The eldest granddaughter of Diane and Clarence Joe Jr. is stepping forward for consideration as the next hiwus (Chief). Joe said her grandparents had a significant impact on her, as her grandmother instilled strong values in her, while her grandfather was on council when shíshálh Nation signed its self-government agreement in 1986. Joe was three years old at the time.
“It would be such an honour for me to be able to take our self government into its next phases,” she said. “I feel like the baton needs to be picked up. I’m ready and I feel that I have the tools and the skills to be able to do that work.”
“I’d really like to support the community, to have a really strong vision for what we want,” she said, adding that comes through financial and strategic planning. “I see the chief and council as the conduit to bring that vision to life on behalf of community members.”
Joe is currently a member of the Nation’s senior management as the Community Services Divisional Manager of four years. With six years of community services work, and working with shíshálh Nation council, Joe would bring her administrative and technical skills to the position as hiwus. She is also enrolled in Simon Fraser University as she studies Indigenous business leadership to obtain her master of business administration. Her accomplishments include securing funding for a number of initiatives and programs including the establishment of the Wellness and Recreation Department, housing projects and a supportive family housing program.
“I feel like leadership for us as Indigenous people is about being of service. I've spent the last 20 years in management positions, providing services to people. As I've been moving through my healing journey really deeply in the last 10 years, it really drew me back to working for my community,” Joe said.
Joe is running with her colleagues Rochelle Jones and Nievelina Carmona, who have formed strong working relationships. All come from different families in the community and “learned how to disagree” while maintaining their working relationships. That slate of candidates has been spending time with Elders, hearing about community health and well-being. They’re also speaking to youth, who the Elders have said need to be included as future generations.

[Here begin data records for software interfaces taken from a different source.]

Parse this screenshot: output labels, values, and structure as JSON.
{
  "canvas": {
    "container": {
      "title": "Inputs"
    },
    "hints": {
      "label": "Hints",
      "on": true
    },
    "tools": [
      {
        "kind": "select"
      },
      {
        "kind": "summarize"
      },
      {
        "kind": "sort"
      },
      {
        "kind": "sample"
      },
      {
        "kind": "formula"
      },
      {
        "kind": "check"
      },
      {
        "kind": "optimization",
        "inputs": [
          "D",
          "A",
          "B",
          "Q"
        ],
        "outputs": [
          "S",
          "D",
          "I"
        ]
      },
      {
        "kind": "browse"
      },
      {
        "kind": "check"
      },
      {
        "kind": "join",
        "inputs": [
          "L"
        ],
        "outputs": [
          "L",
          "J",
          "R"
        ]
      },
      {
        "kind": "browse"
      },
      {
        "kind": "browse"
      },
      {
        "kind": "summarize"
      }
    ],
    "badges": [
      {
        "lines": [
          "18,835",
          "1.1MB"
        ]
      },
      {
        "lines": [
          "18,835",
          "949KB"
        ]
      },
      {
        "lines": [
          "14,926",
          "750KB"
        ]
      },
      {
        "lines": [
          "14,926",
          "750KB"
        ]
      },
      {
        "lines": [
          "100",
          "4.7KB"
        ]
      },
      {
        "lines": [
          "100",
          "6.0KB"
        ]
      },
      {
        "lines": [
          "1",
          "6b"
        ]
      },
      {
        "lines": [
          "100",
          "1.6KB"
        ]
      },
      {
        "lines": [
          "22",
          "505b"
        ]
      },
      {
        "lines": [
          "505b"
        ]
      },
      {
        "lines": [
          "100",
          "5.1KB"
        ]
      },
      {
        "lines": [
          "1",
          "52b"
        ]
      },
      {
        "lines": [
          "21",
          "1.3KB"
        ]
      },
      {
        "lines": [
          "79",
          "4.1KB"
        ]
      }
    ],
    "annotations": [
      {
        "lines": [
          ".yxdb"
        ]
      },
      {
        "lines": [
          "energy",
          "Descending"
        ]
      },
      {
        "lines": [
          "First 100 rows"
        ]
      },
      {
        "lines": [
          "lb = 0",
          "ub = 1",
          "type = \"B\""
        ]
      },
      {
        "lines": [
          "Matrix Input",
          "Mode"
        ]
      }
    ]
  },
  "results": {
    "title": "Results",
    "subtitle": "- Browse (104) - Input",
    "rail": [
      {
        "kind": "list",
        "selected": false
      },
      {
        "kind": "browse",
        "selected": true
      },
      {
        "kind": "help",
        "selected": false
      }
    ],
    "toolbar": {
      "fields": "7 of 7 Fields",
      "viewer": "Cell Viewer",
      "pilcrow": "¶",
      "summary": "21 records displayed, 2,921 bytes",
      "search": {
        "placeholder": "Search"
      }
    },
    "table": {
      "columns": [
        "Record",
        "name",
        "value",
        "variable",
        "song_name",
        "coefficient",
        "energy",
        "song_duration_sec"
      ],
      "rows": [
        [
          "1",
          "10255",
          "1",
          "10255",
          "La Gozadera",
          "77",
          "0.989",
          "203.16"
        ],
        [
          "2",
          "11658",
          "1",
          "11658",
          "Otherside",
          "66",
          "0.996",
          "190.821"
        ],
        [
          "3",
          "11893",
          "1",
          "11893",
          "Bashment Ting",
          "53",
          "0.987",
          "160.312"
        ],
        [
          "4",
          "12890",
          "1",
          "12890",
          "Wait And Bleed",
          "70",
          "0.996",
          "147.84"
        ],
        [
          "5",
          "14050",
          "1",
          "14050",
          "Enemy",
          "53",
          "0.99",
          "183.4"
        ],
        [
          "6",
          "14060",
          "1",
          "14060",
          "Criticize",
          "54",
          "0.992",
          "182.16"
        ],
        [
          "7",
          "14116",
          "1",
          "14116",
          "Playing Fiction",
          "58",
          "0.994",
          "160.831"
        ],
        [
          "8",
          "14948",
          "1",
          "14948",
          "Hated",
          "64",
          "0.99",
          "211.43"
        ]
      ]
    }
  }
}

The slate’s top three shared priorities are community health and wellbeing — which includes culture, language and housing — inclusive community engagement, and community-driven planning. Her campaign materials also highlight the need for long-term wealth strategy and financial transparency, as well as improving relationships with staff.
Joe also said she wants to modernize the constitution. While there have been many conversations about housing, “it starts with the finances and the planning,” Joe said.
Joe is also hoping to see a good voter turnout on Feb. 18, with the three chief and 10 council candidates, as well as the connection through social media for members who are living away from home.
“No matter what, it’s been a really amazing learning experience,” Joe says of the election campaign.
Joe can be reached at 604-989-3747, email@example.com and through Facebook.